What this task involves:
Wherever the string "Clienti" occurs in a line of these records, report that line.

Exercise material:
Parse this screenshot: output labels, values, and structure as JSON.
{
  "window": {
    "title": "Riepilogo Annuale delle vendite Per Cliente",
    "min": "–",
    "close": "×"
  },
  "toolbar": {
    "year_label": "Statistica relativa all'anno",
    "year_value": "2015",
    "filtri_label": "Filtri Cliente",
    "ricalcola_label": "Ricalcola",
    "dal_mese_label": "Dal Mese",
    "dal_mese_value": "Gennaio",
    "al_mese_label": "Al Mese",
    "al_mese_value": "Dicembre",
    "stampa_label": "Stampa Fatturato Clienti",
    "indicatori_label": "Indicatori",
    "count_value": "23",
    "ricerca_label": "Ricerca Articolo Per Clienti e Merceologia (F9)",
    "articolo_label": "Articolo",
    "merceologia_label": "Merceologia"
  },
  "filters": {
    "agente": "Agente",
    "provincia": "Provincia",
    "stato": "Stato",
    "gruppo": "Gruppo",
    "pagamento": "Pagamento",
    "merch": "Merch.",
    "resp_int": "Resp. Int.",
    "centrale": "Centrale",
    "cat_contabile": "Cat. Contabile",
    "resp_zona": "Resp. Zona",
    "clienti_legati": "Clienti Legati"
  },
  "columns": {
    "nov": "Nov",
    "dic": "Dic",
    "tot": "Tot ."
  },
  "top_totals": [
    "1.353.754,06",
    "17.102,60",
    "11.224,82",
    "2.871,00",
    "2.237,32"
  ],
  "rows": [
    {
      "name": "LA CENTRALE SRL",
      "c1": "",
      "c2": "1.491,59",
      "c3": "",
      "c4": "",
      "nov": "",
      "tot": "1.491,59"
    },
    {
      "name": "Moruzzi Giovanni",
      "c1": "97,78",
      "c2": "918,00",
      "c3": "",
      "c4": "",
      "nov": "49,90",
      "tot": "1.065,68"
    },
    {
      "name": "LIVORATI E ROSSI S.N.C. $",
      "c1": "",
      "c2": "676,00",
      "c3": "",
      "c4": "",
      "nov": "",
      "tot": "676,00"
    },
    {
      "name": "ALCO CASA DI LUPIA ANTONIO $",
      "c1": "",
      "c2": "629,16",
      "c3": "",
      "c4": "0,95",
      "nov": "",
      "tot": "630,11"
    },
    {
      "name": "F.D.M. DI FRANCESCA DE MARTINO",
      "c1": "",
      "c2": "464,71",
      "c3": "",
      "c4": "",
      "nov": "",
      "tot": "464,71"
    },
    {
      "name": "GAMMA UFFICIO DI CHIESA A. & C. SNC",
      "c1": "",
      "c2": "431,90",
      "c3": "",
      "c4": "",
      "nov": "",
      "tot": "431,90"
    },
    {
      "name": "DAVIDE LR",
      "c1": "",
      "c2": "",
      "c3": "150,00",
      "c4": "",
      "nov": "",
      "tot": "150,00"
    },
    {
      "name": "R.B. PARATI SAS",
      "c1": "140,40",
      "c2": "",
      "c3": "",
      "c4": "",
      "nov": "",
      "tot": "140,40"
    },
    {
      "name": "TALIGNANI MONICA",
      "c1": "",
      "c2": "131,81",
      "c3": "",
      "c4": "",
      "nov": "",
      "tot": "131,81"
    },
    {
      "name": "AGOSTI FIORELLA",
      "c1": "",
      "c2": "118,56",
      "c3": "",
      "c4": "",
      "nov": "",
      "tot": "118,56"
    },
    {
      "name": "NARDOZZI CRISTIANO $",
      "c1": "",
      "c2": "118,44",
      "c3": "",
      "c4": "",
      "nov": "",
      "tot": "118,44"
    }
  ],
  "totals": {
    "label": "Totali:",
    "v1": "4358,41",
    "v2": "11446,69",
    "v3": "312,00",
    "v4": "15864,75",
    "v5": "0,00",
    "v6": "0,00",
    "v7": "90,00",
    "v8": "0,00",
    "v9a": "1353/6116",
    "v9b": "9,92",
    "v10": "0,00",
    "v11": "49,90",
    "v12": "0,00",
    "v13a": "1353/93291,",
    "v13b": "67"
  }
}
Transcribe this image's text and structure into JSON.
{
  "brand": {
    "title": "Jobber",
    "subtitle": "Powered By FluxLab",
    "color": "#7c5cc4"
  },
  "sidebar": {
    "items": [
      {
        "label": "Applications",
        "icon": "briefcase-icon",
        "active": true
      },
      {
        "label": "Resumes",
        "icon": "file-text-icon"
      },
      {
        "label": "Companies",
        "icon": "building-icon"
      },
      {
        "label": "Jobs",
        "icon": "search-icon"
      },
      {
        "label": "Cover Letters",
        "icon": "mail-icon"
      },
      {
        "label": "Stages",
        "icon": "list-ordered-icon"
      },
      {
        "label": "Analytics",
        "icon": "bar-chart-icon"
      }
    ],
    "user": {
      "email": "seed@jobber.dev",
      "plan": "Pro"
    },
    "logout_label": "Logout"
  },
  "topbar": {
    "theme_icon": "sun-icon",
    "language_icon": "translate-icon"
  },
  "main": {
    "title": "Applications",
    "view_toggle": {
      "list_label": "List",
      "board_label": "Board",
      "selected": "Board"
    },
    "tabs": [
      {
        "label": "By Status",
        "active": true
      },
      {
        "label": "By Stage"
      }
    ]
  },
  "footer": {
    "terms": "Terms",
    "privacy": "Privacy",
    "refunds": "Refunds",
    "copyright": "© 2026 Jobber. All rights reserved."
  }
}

Written answer:
    "stampa_label": "Stampa Fatturato Clienti",
    "ricerca_label": "Ricerca Articolo Per Clienti e Merceologia (F9)",
    "clienti_legati": "Clienti Legati"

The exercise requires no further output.